WHAT THE EXERCISE ASKS. Each entry must be copied exactly, without omission.

Component data from apps and pages
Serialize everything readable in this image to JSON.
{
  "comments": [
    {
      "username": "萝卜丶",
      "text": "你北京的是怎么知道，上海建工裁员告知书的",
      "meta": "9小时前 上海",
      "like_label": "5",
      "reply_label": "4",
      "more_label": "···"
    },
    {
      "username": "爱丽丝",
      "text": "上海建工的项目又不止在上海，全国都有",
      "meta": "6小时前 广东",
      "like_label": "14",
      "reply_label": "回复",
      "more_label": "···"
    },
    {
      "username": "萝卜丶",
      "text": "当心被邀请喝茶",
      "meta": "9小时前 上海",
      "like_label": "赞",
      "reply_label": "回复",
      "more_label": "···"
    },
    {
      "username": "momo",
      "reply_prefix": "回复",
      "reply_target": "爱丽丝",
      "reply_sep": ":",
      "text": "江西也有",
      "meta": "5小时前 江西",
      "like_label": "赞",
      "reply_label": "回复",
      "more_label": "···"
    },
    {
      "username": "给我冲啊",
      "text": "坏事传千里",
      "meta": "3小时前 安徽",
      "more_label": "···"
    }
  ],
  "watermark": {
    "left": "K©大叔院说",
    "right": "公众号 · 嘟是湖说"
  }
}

SOLUTION BELOW.
Serialize everything readable in this image to JSON.
{
  "comments": [
    {
      "username": "萝卜丶",
      "text": "你北京的是怎么知道，上海建工裁员告知书的",
      "meta": "9小时前 上海",
      "like_label": "5",
      "reply_label": "4",
      "more_label": "···"
    },
    {
      "username": "爱丽丝",
      "text": "上海建工的项目又不止在上海，全国都有",
      "meta": "6小时前 广东",
      "like_label": "14",
      "reply_label": "回复",
      "more_label": "···"
    },
    {
      "username": "萝卜丶",
      "text": "当心被邀请喝茶",
      "meta": "9小时前 上海",
      "like_label": "赞",
      "reply_label": "回复",
      "more_label": "···"
    },
    {
      "username": "momo",
      "reply_prefix": "回复",
      "reply_target": "爱丽丝",
      "reply_sep": ":",
      "text": "江西也有",
      "meta": "5小时前 江西",
      "like_label": "赞",
      "reply_label": "回复",
      "more_label": "···"
    },
    {
      "username": "给我冲啊",
      "text": "坏事传千里",
      "meta": "3小时前 安徽",
      "more_label": "···"
    }
  ],
  "watermark": {
    "left": "K©大叔院说",
    "right": "公众号 · 嘟是湖说"
  }
}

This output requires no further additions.